#### [Exercise prompt]
Check each line of the entries for the string "icon". Report only how many lines have it.

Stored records
Content starts

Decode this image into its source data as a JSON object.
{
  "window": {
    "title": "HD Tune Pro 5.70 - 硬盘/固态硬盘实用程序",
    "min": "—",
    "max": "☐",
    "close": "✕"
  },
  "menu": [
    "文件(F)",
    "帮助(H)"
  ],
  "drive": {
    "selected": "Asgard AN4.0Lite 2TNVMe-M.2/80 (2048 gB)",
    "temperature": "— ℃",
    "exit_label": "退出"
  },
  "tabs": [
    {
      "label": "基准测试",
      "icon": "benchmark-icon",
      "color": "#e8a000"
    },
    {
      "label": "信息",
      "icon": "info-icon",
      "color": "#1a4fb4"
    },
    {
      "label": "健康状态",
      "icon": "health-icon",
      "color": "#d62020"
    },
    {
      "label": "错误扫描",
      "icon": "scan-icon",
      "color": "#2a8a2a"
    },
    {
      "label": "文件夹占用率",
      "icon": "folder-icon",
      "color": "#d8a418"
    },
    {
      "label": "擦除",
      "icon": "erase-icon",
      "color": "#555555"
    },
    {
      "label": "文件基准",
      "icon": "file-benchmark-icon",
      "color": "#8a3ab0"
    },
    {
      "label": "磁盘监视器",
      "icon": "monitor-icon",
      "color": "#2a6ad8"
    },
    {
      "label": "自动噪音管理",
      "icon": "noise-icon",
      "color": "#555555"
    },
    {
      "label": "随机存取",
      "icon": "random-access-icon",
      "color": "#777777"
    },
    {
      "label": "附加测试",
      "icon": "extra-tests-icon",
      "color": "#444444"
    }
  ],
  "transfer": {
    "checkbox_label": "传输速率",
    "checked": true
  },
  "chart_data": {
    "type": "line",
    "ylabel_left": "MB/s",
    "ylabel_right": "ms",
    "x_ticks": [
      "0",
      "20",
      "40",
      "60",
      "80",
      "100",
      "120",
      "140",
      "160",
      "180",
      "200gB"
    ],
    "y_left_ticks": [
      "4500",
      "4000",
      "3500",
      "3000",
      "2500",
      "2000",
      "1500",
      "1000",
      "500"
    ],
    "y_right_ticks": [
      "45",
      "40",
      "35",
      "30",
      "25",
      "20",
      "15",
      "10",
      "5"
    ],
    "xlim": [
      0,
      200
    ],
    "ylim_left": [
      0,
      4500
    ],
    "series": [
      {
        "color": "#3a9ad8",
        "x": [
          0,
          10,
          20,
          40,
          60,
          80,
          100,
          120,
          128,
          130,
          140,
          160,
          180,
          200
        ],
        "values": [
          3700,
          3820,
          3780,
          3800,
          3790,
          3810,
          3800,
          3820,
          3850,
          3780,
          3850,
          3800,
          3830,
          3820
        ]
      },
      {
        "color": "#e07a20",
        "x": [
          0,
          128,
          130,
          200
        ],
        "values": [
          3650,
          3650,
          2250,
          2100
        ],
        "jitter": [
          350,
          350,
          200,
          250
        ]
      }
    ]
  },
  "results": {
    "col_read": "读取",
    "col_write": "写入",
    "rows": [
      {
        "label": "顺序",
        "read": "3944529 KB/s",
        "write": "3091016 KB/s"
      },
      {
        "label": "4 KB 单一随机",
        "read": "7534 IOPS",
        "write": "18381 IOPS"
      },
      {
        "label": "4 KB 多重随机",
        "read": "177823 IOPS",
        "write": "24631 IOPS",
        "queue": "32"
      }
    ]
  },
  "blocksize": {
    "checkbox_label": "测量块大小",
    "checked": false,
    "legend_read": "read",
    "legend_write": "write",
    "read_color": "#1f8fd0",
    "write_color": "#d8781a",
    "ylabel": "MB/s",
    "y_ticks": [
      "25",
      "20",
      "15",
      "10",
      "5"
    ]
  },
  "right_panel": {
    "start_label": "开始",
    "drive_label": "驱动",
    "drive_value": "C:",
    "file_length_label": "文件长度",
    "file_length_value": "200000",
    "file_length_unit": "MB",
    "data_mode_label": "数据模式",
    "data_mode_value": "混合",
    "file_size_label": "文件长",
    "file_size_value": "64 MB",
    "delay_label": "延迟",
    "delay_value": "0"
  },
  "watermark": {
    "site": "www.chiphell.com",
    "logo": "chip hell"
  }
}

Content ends

#### [Result of this task]
11